In 2021, JFCS touched the lives of nearly 48,000 individuals through its programs and services. Of the people served, 97% are low income and working poor and 70% are children and teens.

Carol and Allan KernCarol and Allan Kern

Paradise Valley resident Carol Kern had never used any of the services offered by JFCS until her mother moved here from New York. Her mom was a snowbird, coming to stay with Kern for three months every winter, but when she needed more support and her sister in New York could not care for her any longer, Kern found an assisted living facility nearby.

Kern thought the matter was settled but her mom thought otherwise.

“She really didn’t understand why she wasn’t staying at my house and why this was going to be her permanent residence,” said Kern.

JFCS set her up to talk to a geriatric specialist, who “helped me to do the right things to make her feel more comfortable in her new situation.”

Since that time, nearly 15 years ago, Kern has been actively volunteering with JFCS. She has been on the board since 2012 and served as board chair from December 2013 to December 2016.

During her tenure as board chair, Dr. Michael Zent, president and CEO of JFCS, suddenly passed away. Kern chaired the search committee looking for a new CEO. In August 2016, Dr. Lorrie Henderson was hired as the new CEO of JFCS.

“Lorrie is an amazing CEO. He is dedicated, approachable and very kind,” said Kern. “He’s in there with his heart and soul, as am I and the other board members.”

Even though “Jewish” is in the organization’s name, JFCS wants people to understand that it helps the entire community.

“I think that’s important for people to understand who we are and what we do. Our foundation is strong but our commitment to helping people in the community is even stronger,” Kern said.

She is co-chair with her husband, Allan, for JFCS’ Brighter Tomorrow Luncheon at the JW Marriott Scottsdale Camelback Resort & Spa. It is the largest fundraising event of the year for JFCS.

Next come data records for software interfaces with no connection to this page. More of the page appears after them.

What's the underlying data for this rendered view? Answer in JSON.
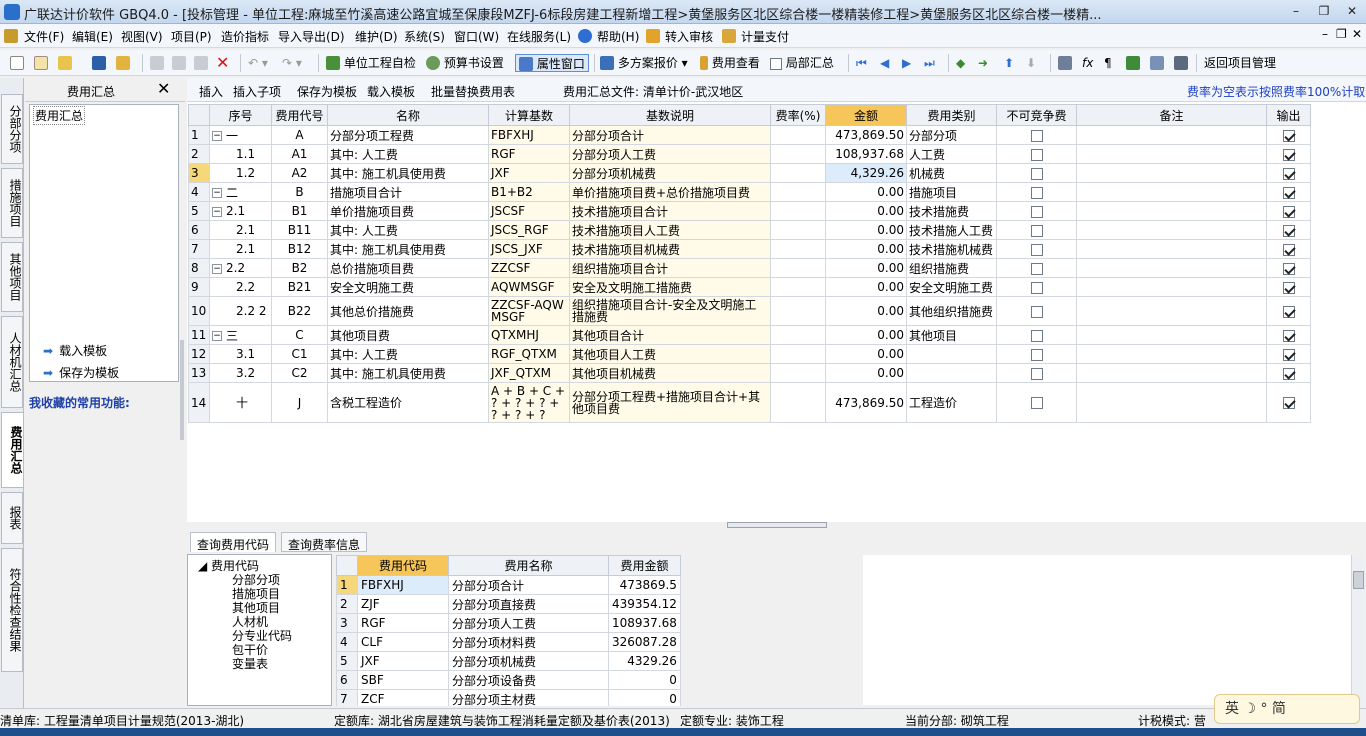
{
  "window": {
    "title": "广联达计价软件 GBQ4.0 - [投标管理 - 单位工程:麻城至竹溪高速公路宜城至保康段MZFJ-6标段房建工程新增工程>黄堡服务区北区综合楼一楼精装修工程>黄堡服务区北区综合楼一楼精...",
    "minimize": "–",
    "restore": "❐",
    "close": "✕"
  },
  "menu": [
    "文件(F)",
    "编辑(E)",
    "视图(V)",
    "项目(P)",
    "造价指标",
    "导入导出(D)",
    "维护(D)",
    "系统(S)",
    "窗口(W)",
    "在线服务(L)",
    "帮助(H)",
    "转入审核",
    "计量支付"
  ],
  "toolbar": {
    "unit_check": "单位工程自检",
    "budget_setting": "预算书设置",
    "property_window": "属性窗口",
    "multi_quote": "多方案报价",
    "fee_view": "费用查看",
    "partial_summary": "局部汇总",
    "return_project": "返回项目管理"
  },
  "vtabs": [
    "分部分项",
    "措施项目",
    "其他项目",
    "人材机汇总",
    "费用汇总",
    "报表",
    "符合性检查结果"
  ],
  "left_panel": {
    "header": "费用汇总",
    "tree_item": "费用汇总",
    "favorites_title": "我收藏的常用功能:",
    "links": [
      "载入模板",
      "保存为模板"
    ]
  },
  "subbar": {
    "insert": "插入",
    "insert_child": "插入子项",
    "save_template": "保存为模板",
    "load_template": "载入模板",
    "batch_replace": "批量替换费用表",
    "file_label": "费用汇总文件: 清单计价-武汉地区",
    "hint": "费率为空表示按照费率100%计取"
  },
  "grid": {
    "headers": [
      "",
      "序号",
      "费用代号",
      "名称",
      "计算基数",
      "基数说明",
      "费率(%)",
      "金额",
      "费用类别",
      "不可竞争费",
      "备注",
      "输出"
    ],
    "rows": [
      {
        "rn": "1",
        "exp": "−",
        "seq": "一",
        "code": "A",
        "name": "分部分项工程费",
        "base": "FBFXHJ",
        "desc": "分部分项合计",
        "rate": "",
        "amt": "473,869.50",
        "cat": "分部分项",
        "nc": false,
        "note": "",
        "out": true
      },
      {
        "rn": "2",
        "exp": "",
        "seq": "1.1",
        "code": "A1",
        "name": "其中: 人工费",
        "base": "RGF",
        "desc": "分部分项人工费",
        "rate": "",
        "amt": "108,937.68",
        "cat": "人工费",
        "nc": false,
        "note": "",
        "out": true
      },
      {
        "rn": "3",
        "exp": "",
        "seq": "1.2",
        "code": "A2",
        "name": "其中: 施工机具使用费",
        "base": "JXF",
        "desc": "分部分项机械费",
        "rate": "",
        "amt": "4,329.26",
        "cat": "机械费",
        "nc": false,
        "note": "",
        "out": true
      },
      {
        "rn": "4",
        "exp": "−",
        "seq": "二",
        "code": "B",
        "name": "措施项目合计",
        "base": "B1+B2",
        "desc": "单价措施项目费+总价措施项目费",
        "rate": "",
        "amt": "0.00",
        "cat": "措施项目",
        "nc": false,
        "note": "",
        "out": true
      },
      {
        "rn": "5",
        "exp": "−",
        "seq": "2.1",
        "code": "B1",
        "name": "单价措施项目费",
        "base": "JSCSF",
        "desc": "技术措施项目合计",
        "rate": "",
        "amt": "0.00",
        "cat": "技术措施费",
        "nc": false,
        "note": "",
        "out": true
      },
      {
        "rn": "6",
        "exp": "",
        "seq": "2.1",
        "code": "B11",
        "name": "其中: 人工费",
        "base": "JSCS_RGF",
        "desc": "技术措施项目人工费",
        "rate": "",
        "amt": "0.00",
        "cat": "技术措施人工费",
        "nc": false,
        "note": "",
        "out": true
      },
      {
        "rn": "7",
        "exp": "",
        "seq": "2.1",
        "code": "B12",
        "name": "其中: 施工机具使用费",
        "base": "JSCS_JXF",
        "desc": "技术措施项目机械费",
        "rate": "",
        "amt": "0.00",
        "cat": "技术措施机械费",
        "nc": false,
        "note": "",
        "out": true
      },
      {
        "rn": "8",
        "exp": "−",
        "seq": "2.2",
        "code": "B2",
        "name": "总价措施项目费",
        "base": "ZZCSF",
        "desc": "组织措施项目合计",
        "rate": "",
        "amt": "0.00",
        "cat": "组织措施费",
        "nc": false,
        "note": "",
        "out": true
      },
      {
        "rn": "9",
        "exp": "",
        "seq": "2.2",
        "code": "B21",
        "name": "安全文明施工费",
        "base": "AQWMSGF",
        "desc": "安全及文明施工措施费",
        "rate": "",
        "amt": "0.00",
        "cat": "安全文明施工费",
        "nc": false,
        "note": "",
        "out": true
      },
      {
        "rn": "10",
        "exp": "",
        "seq": "2.2 2",
        "code": "B22",
        "name": "其他总价措施费",
        "base": "ZZCSF-AQWMSGF",
        "desc": "组织措施项目合计-安全及文明施工措施费",
        "rate": "",
        "amt": "0.00",
        "cat": "其他组织措施费",
        "nc": false,
        "note": "",
        "out": true
      },
      {
        "rn": "11",
        "exp": "−",
        "seq": "三",
        "code": "C",
        "name": "其他项目费",
        "base": "QTXMHJ",
        "desc": "其他项目合计",
        "rate": "",
        "amt": "0.00",
        "cat": "其他项目",
        "nc": false,
        "note": "",
        "out": true
      },
      {
        "rn": "12",
        "exp": "",
        "seq": "3.1",
        "code": "C1",
        "name": "其中: 人工费",
        "base": "RGF_QTXM",
        "desc": "其他项目人工费",
        "rate": "",
        "amt": "0.00",
        "cat": "",
        "nc": false,
        "note": "",
        "out": true
      },
      {
        "rn": "13",
        "exp": "",
        "seq": "3.2",
        "code": "C2",
        "name": "其中: 施工机具使用费",
        "base": "JXF_QTXM",
        "desc": "其他项目机械费",
        "rate": "",
        "amt": "0.00",
        "cat": "",
        "nc": false,
        "note": "",
        "out": true
      },
      {
        "rn": "14",
        "exp": "",
        "seq": "十",
        "code": "J",
        "name": "含税工程造价",
        "base": "A + B + C + ? + ? + ? + ? + ? + ?",
        "desc": "分部分项工程费+措施项目合计+其他项目费",
        "rate": "",
        "amt": "473,869.50",
        "cat": "工程造价",
        "nc": false,
        "note": "",
        "out": true
      }
    ]
  },
  "bottom": {
    "tabs": [
      "查询费用代码",
      "查询费率信息"
    ],
    "tree": {
      "root": "费用代码",
      "children": [
        "分部分项",
        "措施项目",
        "其他项目",
        "人材机",
        "分专业代码",
        "包干价",
        "变量表"
      ]
    },
    "headers": [
      "",
      "费用代码",
      "费用名称",
      "费用金额"
    ],
    "rows": [
      {
        "rn": "1",
        "code": "FBFXHJ",
        "name": "分部分项合计",
        "amount": "473869.5"
      },
      {
        "rn": "2",
        "code": "ZJF",
        "name": "分部分项直接费",
        "amount": "439354.12"
      },
      {
        "rn": "3",
        "code": "RGF",
        "name": "分部分项人工费",
        "amount": "108937.68"
      },
      {
        "rn": "4",
        "code": "CLF",
        "name": "分部分项材料费",
        "amount": "326087.28"
      },
      {
        "rn": "5",
        "code": "JXF",
        "name": "分部分项机械费",
        "amount": "4329.26"
      },
      {
        "rn": "6",
        "code": "SBF",
        "name": "分部分项设备费",
        "amount": "0"
      },
      {
        "rn": "7",
        "code": "ZCF",
        "name": "分部分项主材费",
        "amount": "0"
      }
    ]
  },
  "status": {
    "list_lib": "清单库: 工程量清单项目计量规范(2013-湖北)",
    "quota_lib": "定额库: 湖北省房屋建筑与装饰工程消耗量定额及基价表(2013)",
    "quota_major": "定额专业: 装饰工程",
    "current_part": "当前分部: 砌筑工程",
    "tax_mode": "计税模式: 营"
  },
  "ime": "英 ☽ ° 简"
}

“It’s the first year we’re back in person after three years of doing it on Zoom,” said Kern. “So, we’re excited.”

Parrish is the keynote speaker at the luncheon. The former Arizona Republic publisher is now a professor of Media Innovation and Leadership at Walter Cronkite School of Journalism and Mass Communication at Arizona State University and is president and CEO of Phoenix-based MAP Strategies Group.

She was the first Korean American publisher in mainstream media, the first person of color to be publisher in Idaho, Kansas City and Phoenix, and the first woman publisher in Kansas City.

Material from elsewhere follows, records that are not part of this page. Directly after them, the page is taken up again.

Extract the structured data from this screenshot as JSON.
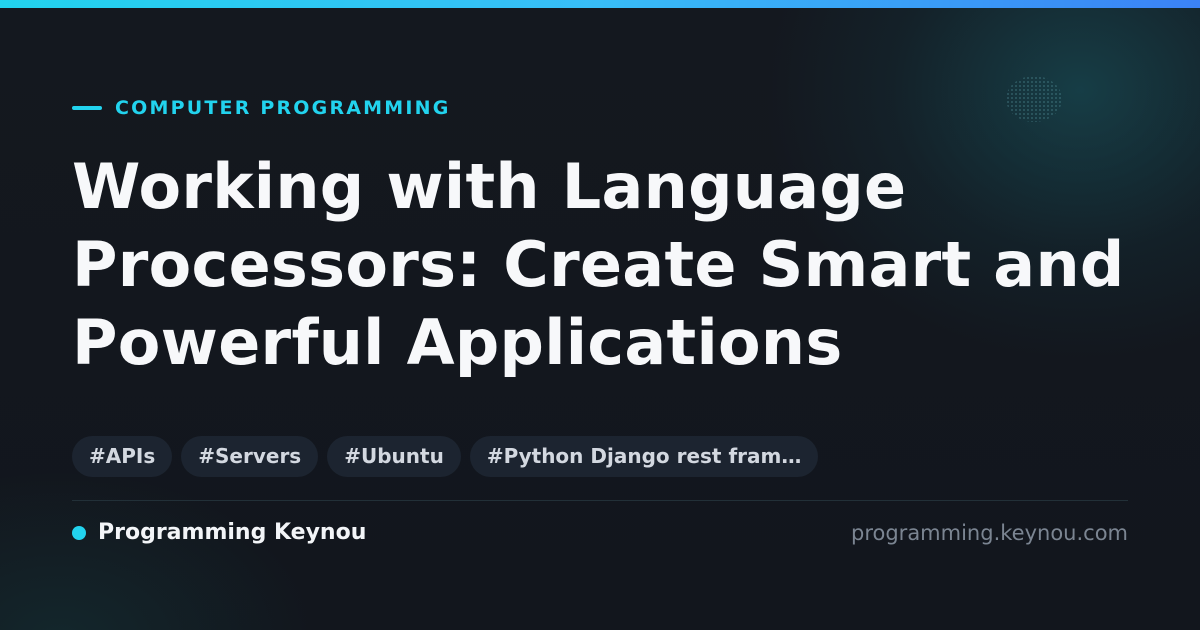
{
  "category": {
    "label": "COMPUTER PROGRAMMING"
  },
  "title": "Working with Language Processors: Create Smart and Powerful Applications",
  "tags": [
    "#APIs",
    "#Servers",
    "#Ubuntu",
    "#Python Django rest fram…"
  ],
  "footer": {
    "brand_name": "Programming Keynou",
    "site_url": "programming.keynou.com"
  },
  "colors": {
    "accent": "#22d3ee",
    "background": "#13171f",
    "title": "#f7f8fa",
    "tag_background": "#1c2430",
    "tag_text": "#d3d8e0",
    "muted_text": "#7b8592"
  }
}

Although this is her first event with JFCS, much of Parrish’s personal time and community work is devoted to similar causes — behavioral health, mental health support, domestic violence prevention and victim assistance.

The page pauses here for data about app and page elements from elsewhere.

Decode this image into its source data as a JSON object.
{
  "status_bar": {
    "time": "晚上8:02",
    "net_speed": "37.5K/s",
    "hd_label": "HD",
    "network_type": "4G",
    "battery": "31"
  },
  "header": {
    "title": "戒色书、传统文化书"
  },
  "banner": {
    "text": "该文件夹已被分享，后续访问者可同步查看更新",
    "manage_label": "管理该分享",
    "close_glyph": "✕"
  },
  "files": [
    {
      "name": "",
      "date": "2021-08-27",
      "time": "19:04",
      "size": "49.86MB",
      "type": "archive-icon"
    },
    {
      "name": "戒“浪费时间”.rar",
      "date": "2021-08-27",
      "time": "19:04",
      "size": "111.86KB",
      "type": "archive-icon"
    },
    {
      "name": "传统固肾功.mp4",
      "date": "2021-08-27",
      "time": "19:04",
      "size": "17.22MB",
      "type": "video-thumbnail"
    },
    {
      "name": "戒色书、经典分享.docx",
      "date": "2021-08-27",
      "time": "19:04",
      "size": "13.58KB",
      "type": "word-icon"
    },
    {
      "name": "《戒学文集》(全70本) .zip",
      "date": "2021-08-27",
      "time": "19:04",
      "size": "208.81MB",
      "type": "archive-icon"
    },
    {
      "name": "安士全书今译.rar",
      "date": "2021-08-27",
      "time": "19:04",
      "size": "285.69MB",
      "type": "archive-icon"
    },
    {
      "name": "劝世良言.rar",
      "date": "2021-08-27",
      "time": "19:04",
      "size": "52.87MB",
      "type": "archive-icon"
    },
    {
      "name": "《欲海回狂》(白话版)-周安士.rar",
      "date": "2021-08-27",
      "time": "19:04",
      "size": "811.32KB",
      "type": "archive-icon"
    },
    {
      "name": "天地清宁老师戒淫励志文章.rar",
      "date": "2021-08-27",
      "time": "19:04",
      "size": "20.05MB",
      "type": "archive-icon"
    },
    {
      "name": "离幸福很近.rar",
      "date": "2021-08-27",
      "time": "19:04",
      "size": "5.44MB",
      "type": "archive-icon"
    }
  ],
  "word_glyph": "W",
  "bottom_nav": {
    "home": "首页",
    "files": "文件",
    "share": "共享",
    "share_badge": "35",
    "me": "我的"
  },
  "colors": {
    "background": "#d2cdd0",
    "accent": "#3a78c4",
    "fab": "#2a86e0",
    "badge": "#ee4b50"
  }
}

Parrish grew up in a “very, very, very Jewish neighborhood” in Maryland. Her father is a Ukrainian Jew and her mother is a Korean Christian. Parrish said she eventually converted to Judaism, going from “unofficial to official.”

She said that when JFCS approached her for the event, they didn’t even realize she was Jewish.

“I don’t hide it, but I also don’t put it in my bio,” said Parrish. “It creates issues and that in itself is an aggression towards me — a trauma based on my heritage, my culture and my people. It’s not that I’m not proud of who I am, but it has attached in this society a level of threat and danger for a lot of people — certainly people in particular industries like academia and media.”

Although journalism was her passion, as a publisher she realized that she didn’t get to “do journalism” as much. Hence, she moved over to the business and academia side, where she could make a “positive difference for journalism and democracy.”

At ASU, she teaches ethics of journalism and the business of media and with MAP Strategies Group, she works with both large and small companies on how to help them improve the communities they serve.

“I feel like I get the best of all worlds — I get to work with young people to create and innovate, and I get to work with industries to help guide positive transformation to create cultures that are contributing to goodness in the world,” said Parrish.

This article was originally published in the Jewish News. You can learn more about the Brighter Tomorrow Luncheon here.